She said it resulted in a total interest rate of 5.81 per cent and a commitment fee of 0.25 per cent charged on the undisbursed loan balance through a front earn fee of 0.25 per cent charged on the full amount of the loan. 

She added that it was undeductable before disbursement of the proceeds and that it was for a repayment period of 15 years, excluding the grace period of four years.

“As per the terms of the loan authorisation bill, the proceeds of the loan are to be adjusted into the development fund,” she said.

Minister Serame also explained that the ERSP was designed as a programmatic series of two consecutive budget support operations covering fiscal years 2021/2022 to 2022/2023. The ERSP phase II, she said, was the second phase of the two series. She noted that the first was ERSP I that was signed on 3 February 2022.

Ms Serame said the objective of ERSP II remained consistent with the original programme of structural reforms, adding that the proposed programme was aimed to support government’s plans for economic recovery and transformation with a focus on improving fiscal efficiency and sustainability to support domestic resource mobilisation, efficiency in public spending and mitigating fiscal risks, including those related to state owned enterprises.

Another focus, she said, was on private sector led agriculture, tourism and industrial sector transformation to support the strengthening of the policy framework for enhanced private sector investment in agriculture and the industrial sector. She added that it would raise productivity, value addition and job creation as well as enhancing economic and social inclusion to support the development of micro, small and medium enterprises.

Additionally, she said, the programme was also designed to support government’s response by assisting to address short, medium and long-term macro economic challenges.

Reforms to be supported, she said, were anchored on the ERSP which outlined short to medium term priorities.

“As at the end of June 2023, the total public debt to GDP stood at 18.60 per cent, comprising of 9 per cent in domestic debt and 9.6 per cent in external debt,” Ms Serame said.

She explained that the debt to GDP ratio compared the country’s total debt to its total output, and that it compared what the country owed to what it produced and therefore measured the country’s ability to pay back its debt without impeding economic growth.

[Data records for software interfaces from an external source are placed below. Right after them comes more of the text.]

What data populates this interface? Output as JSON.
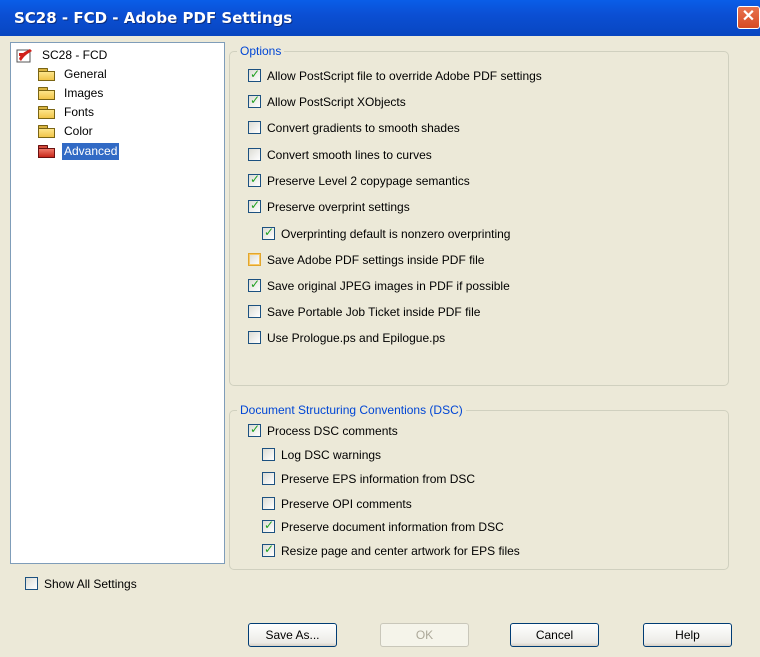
{
  "window": {
    "title": "SC28 - FCD - Adobe PDF Settings",
    "close_glyph": "✕"
  },
  "tree": {
    "root": {
      "label": "SC28 - FCD",
      "icon": "pdf-settings-icon"
    },
    "items": [
      {
        "label": "General",
        "icon": "folder-icon"
      },
      {
        "label": "Images",
        "icon": "folder-icon"
      },
      {
        "label": "Fonts",
        "icon": "folder-icon"
      },
      {
        "label": "Color",
        "icon": "folder-icon"
      },
      {
        "label": "Advanced",
        "icon": "folder-open-icon",
        "selected": true
      }
    ]
  },
  "options": {
    "label": "Options",
    "items": [
      {
        "label": "Allow PostScript file to override Adobe PDF settings",
        "checked": true
      },
      {
        "label": "Allow PostScript XObjects",
        "checked": true
      },
      {
        "label": "Convert gradients to smooth shades",
        "checked": false
      },
      {
        "label": "Convert smooth lines to curves",
        "checked": false
      },
      {
        "label": "Preserve Level 2 copypage semantics",
        "checked": true
      },
      {
        "label": "Preserve overprint settings",
        "checked": true
      },
      {
        "label": "Overprinting default is nonzero overprinting",
        "checked": true
      },
      {
        "label": "Save Adobe PDF settings inside PDF file",
        "checked": false,
        "focused": true
      },
      {
        "label": "Save original JPEG images in PDF if possible",
        "checked": true
      },
      {
        "label": "Save Portable Job Ticket inside PDF file",
        "checked": false
      },
      {
        "label": "Use Prologue.ps and Epilogue.ps",
        "checked": false
      }
    ]
  },
  "dsc": {
    "label": "Document Structuring Conventions (DSC)",
    "items": [
      {
        "label": "Process DSC comments",
        "checked": true
      },
      {
        "label": "Log DSC warnings",
        "checked": false
      },
      {
        "label": "Preserve EPS information from DSC",
        "checked": false
      },
      {
        "label": "Preserve OPI comments",
        "checked": false
      },
      {
        "label": "Preserve document information from DSC",
        "checked": true
      },
      {
        "label": "Resize page and center artwork for EPS files",
        "checked": true
      }
    ]
  },
  "show_all": {
    "label": "Show All Settings",
    "checked": false
  },
  "buttons": {
    "save_as": "Save As...",
    "ok": "OK",
    "cancel": "Cancel",
    "help": "Help"
  },
  "check_glyph": "✓",
  "colors": {
    "title_bar": "#0b4fd4",
    "selection": "#316ac5",
    "group_label": "#0046d5",
    "check": "#21a121"
  }
}
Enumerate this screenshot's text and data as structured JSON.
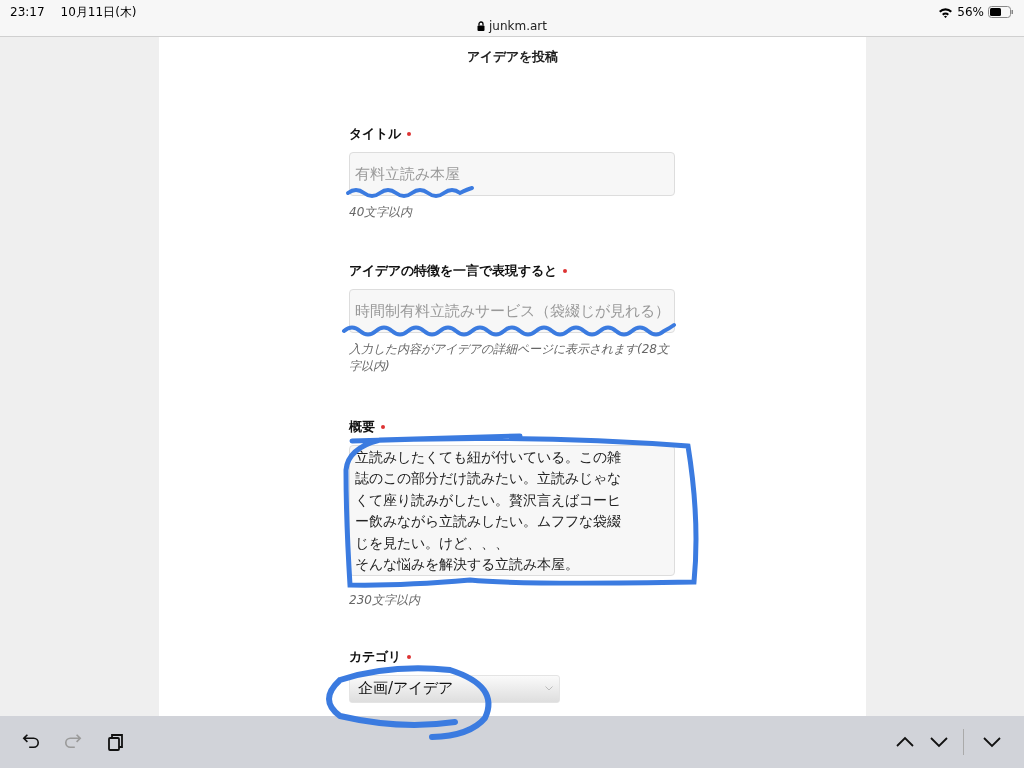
{
  "status_bar": {
    "time": "23:17",
    "date": "10月11日(木)",
    "battery": "56%"
  },
  "address_bar": {
    "url": "junkm.art"
  },
  "page": {
    "heading": "アイデアを投稿",
    "fields": [
      {
        "kind": "text",
        "label": "タイトル",
        "required": true,
        "placeholder": "有料立読み本屋",
        "hint": "40文字以内"
      },
      {
        "kind": "text",
        "label": "アイデアの特徴を一言で表現すると",
        "required": true,
        "placeholder": "時間制有料立読みサービス（袋綴じが見れる）",
        "hint": "入力した内容がアイデアの詳細ページに表示されます(28文字以内)"
      },
      {
        "kind": "textarea",
        "label": "概要",
        "required": true,
        "paragraphs": [
          "立読みしたくても紐が付いている。この雑誌のこの部分だけ読みたい。立読みじゃなくて座り読みがしたい。贅沢言えばコーヒー飲みながら立読みしたい。ムフフな袋綴じを見たい。けど、、、",
          "そんな悩みを解決する立読み本屋。"
        ],
        "hint": "230文字以内"
      },
      {
        "kind": "select",
        "label": "カテゴリ",
        "required": true,
        "value": "企画/アイデア"
      }
    ]
  },
  "toolbar": {
    "left": [
      {
        "kind": "undo",
        "disabled": false
      },
      {
        "kind": "redo",
        "disabled": true
      },
      {
        "kind": "copy",
        "disabled": false
      }
    ],
    "right": [
      {
        "kind": "up"
      },
      {
        "kind": "down"
      },
      {
        "kind": "hide"
      }
    ]
  }
}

The minister said when Botswana’s debt was assessed using the debt service ratio, the results were consistent with those of the debt to GDP ratio “suggesting that the country’s debt levels are sustainable by international standards.”

She also noted that the country’s debt levels were within the statutory limit of 40 per cent of GDP as set out in the Stocks, Bonds and Treasury Bills Act of 2005, adding that they were also within what was regarded as low according to international standards.

Ms Serame said to ensure continued economic prudence, other measures such as the debt service ratio could be used as a proxy for sustainable debt levels. She stressed that government was committed to maintaining sovereign debt at affordable and sustainable levels.

The minister also expressed gratitude to AfDB and all development partners who had supported the country’s economic and fiscal policy interventions and its overall development agenda.

Going forward, she said, the government would be more inclined to domestic borrowing while being cognisant of associated borrowing costs to develop, grow and deepen the domestic capital market. Ends

Source : BOPA

Author : Lorato Gaofise

Location : Gaborone

Event : Parliament

Date : 10 Aug 2023